Rivera depicts a culmination of 400 years of Mexico's major figures, which include himself, Posada, and his wife Frida Kahlo. Rivera took inspiration from the original etching and gave Calavera a body as well as more of an identity in her elegant outfit as she is poised between himself and Posada. The intent seemed to be to show the tradition of welcoming and comfort the Mexicans have with death and especially the identity of a lady of death, harking back to the heritage of the Aztec goddess Mictecacihuatl. As explained by curator David de la Torre from the LA Plaza de Cultura y Artes, Catrina has come to symbolize not only El Día de los Muertos and the Mexican willingness to laugh at death itself, but originally Catrina was an elegant or well-dressed woman, so it refers to rich people4, de la Torre said. "Death brings this neutralizing force; everyone is equal in the end. Sometimes people have to be reminded."
We left the lovely mountain town...
and headed towards Mixquic. This town has typically been know to be one of best places to visit because the people traditionally fill the very old cemetery with candles and flowers. That is not what happened for us this year unfortunately though and still not exactly sure why.
When you first arrive you see this:
Quite impressive these GIGANTIC figures towering over you.
Then you must meander your way through this incredible crowded long commercialized street fair that feels like it completely contradicts the somber spirituality of the whole occasion in a way.
But there are tons of families and people here and most are not even tourists from out of the country. There are people with their faces painted like skulls and little girls wearing big hats that represent Catrina.
All kinds of street food. It would all be fine and fun to me if it was only maybe on the other side of town and not say right up the the doors of the cemetery and church gate. But that is just my personal feeling and perhaps not what the people f the town want, I do not know nor do I want to speak for anyone but myself.
We went through the gates...
and first went into the church which was absolutely beautiful.
But then we were highly shocked and disappointed in that there were hardly any flowers and no candles or decorations or offerings at all on any of the graves. Although the cemetery itself was really cool because it was so old and the history and look of it.
But there were no families celebrating or sitting by the sides of their loved ones gone.
I managed to see one or two graves decorated but even taking these pictures felt really weird.
You see if it had been what it typically was suppose to be it would have been ok to admire from afar and give blessings and love to the families and the beauty they put into remembering their loved ones. But this was not that and some people were simply running around on the graves taking selfies. It seemed very disrespectful in a way and Thom especially, was getting upset about it. I agreed too and so we left.

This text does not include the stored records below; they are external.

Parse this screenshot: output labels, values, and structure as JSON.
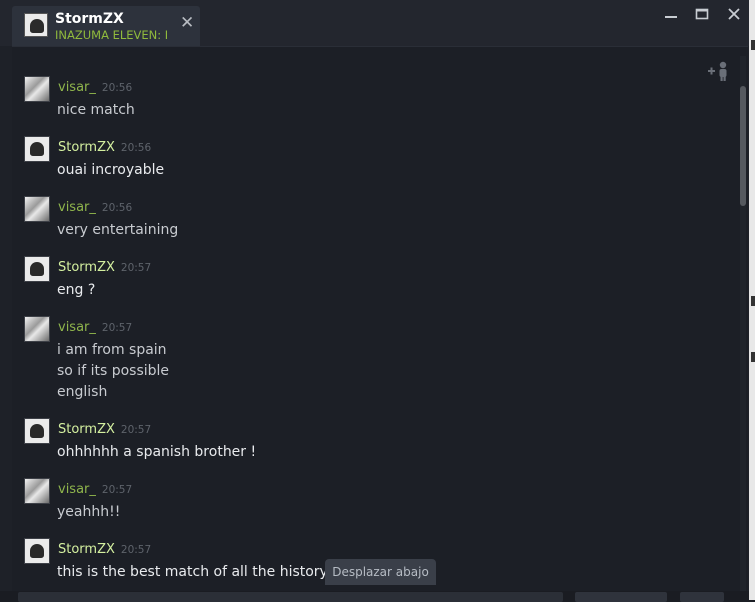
{
  "tab": {
    "name": "StormZX",
    "game": "INAZUMA ELEVEN: I"
  },
  "window_controls": {
    "minimize": "—",
    "maximize": "☐",
    "close": "✕"
  },
  "scroll_down_label": "Desplazar abajo",
  "messages": [
    {
      "author": "visar_",
      "time": "20:56",
      "lines": [
        "nice match"
      ]
    },
    {
      "author": "StormZX",
      "time": "20:56",
      "lines": [
        "ouai incroyable"
      ]
    },
    {
      "author": "visar_",
      "time": "20:56",
      "lines": [
        "very entertaining"
      ]
    },
    {
      "author": "StormZX",
      "time": "20:57",
      "lines": [
        "eng ?"
      ]
    },
    {
      "author": "visar_",
      "time": "20:57",
      "lines": [
        "i am from spain",
        "so if its possible",
        "english"
      ]
    },
    {
      "author": "StormZX",
      "time": "20:57",
      "lines": [
        "ohhhhhh a spanish brother !"
      ]
    },
    {
      "author": "visar_",
      "time": "20:57",
      "lines": [
        "yeahhh!!"
      ]
    },
    {
      "author": "StormZX",
      "time": "20:57",
      "lines": [
        "this is the best match of all the history"
      ]
    }
  ],
  "colors": {
    "game_status": "#90ba3c",
    "author_friend": "#8fb54c",
    "author_self": "#d4f0a0"
  }
}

So times they are a changing. I don't know if it has become so commercialized or such a big "attraction" now that families are deciding to not participate in this way anymore and are perhaps keeping their memories alive at home more with offerendas? Perhaps sitting in a cold graveyard is no longer appealing to the youth who would rather be out at a street fair with their friends or participating in something more similar to Halloween and getting candy? Perhaps it is none of these things. I really can't say but even though we were disappointed our group, for the most part, was amazing in not letting this get us too down and not letting this ruin what was already an amazing trip so far. This day was already packed with so many amazing memories and history of the the holiday and culture.
If you have wondered where all the original VW Beetles went...well I would say Mexico got most of them.
We saw them everywhere and in every color and not those modern ones that they tried to remarket to my generation in the 90s. Javier said they use to be taxis here. I did really enjoy seeing them again everywhere....